Cedar Point retires Top Thrill Dragster roller coaster that injured woman last year

Charles E. Ramirez
The Detroit News

Cedar Point is retiring its Top Thrill Dragster roller coaster, one year after a Michigan woman was injured while waiting in line for the ride.

Officials for the Sandusky, Ohio-based amusement park announced the closure Tuesday on Twitter. 

"After 19 seasons in operation with 18 million riders experiencing the world's first strata coaster, Top Thrill Dragster, as you know it, is being retired," the tweet said. "However, Cedar Point's legacy of ride innovation continues. Our team is hard at work, creating a new and reimagined ride experience. We'll share more details and information at a later date."
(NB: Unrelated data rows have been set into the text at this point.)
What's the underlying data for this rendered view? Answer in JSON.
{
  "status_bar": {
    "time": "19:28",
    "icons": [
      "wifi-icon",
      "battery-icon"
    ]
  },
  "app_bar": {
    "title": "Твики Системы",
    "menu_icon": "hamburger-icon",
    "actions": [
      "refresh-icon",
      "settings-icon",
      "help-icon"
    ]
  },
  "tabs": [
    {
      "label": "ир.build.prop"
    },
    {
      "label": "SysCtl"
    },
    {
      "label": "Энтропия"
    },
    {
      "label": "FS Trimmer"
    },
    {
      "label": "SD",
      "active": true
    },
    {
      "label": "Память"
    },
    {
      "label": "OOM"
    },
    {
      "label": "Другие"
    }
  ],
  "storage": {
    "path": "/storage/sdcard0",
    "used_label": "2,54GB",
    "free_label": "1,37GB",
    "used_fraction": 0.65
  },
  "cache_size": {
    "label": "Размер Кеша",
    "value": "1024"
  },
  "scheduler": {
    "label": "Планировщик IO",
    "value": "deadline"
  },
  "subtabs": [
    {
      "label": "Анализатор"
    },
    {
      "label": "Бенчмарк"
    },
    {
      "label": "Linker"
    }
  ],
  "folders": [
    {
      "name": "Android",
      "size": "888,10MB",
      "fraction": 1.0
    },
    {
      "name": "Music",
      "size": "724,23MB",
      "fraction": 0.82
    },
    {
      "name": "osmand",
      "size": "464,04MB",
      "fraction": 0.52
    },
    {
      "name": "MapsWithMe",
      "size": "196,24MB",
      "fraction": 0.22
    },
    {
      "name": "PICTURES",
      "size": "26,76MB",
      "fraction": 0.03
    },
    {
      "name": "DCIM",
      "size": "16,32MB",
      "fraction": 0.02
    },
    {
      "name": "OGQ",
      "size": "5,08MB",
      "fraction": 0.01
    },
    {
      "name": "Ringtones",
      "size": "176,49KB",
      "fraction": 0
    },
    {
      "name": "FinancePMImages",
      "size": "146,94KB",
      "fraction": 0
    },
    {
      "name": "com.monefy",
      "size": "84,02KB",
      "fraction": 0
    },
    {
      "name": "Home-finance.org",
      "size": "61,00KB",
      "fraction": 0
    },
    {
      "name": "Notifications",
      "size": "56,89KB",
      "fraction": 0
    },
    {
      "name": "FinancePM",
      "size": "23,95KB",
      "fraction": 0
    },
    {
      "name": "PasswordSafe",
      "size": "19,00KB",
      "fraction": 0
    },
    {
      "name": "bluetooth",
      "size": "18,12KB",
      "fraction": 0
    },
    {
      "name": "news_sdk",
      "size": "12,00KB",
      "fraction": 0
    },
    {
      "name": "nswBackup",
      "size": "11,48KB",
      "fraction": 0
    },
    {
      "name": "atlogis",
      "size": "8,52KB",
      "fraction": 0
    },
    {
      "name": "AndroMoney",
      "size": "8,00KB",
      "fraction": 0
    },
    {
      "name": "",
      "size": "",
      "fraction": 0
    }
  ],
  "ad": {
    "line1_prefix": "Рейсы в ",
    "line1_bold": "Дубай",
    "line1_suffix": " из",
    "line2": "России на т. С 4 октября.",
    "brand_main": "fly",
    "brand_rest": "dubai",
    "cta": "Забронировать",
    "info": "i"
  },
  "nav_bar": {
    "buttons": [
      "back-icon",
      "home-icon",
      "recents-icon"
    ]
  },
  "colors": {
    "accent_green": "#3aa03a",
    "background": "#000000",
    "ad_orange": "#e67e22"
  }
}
Last year, a woman from Swartz Creek, Michigan was critically injured after she was struck in the head with a small metal object while waiting in line for the roller coaster.

According to a preliminary investigation, the incident happened at about 4:30 p.m. on Aug. 15, 2021 when a small, fist-size metal piece became disengaged from a train on the roller coaster as it was ending its run. 

"The object came into contact with a female guest waiting in line for the ride," officials said.

The object was later determined to be an L-shaped metal bracket attached to the back of the train and hovers above the track, said Cedar Point officials. It was part of the sensor system that tells the coaster's computer where the train is on the track.

After the incident, the park closed the ride while officials conducted an investigation. The injured woman, identified in media reports as Rachel Hawes, was treated at a hospital near the park in Sandusky before being moved to a hospital in Toledo.

In February, Ohio officials cleared the park in the incident. The state said there was no evidence that Cedar Point acted illegally or had reason to believe the ride, the world’s second-tallest roller coaster at 420 feet high, was unsafe before an object flew off it and struck the woman in the head.

The Top Thrill Dragster opened in 2003. It launched riders on a straight away at 120 mph before climbing a hill and then coming back down. The ride lasts less than 20 seconds.

The Associated Press contributed.

cramirez@detroitnews.com

Twitter: @CharlesERamirez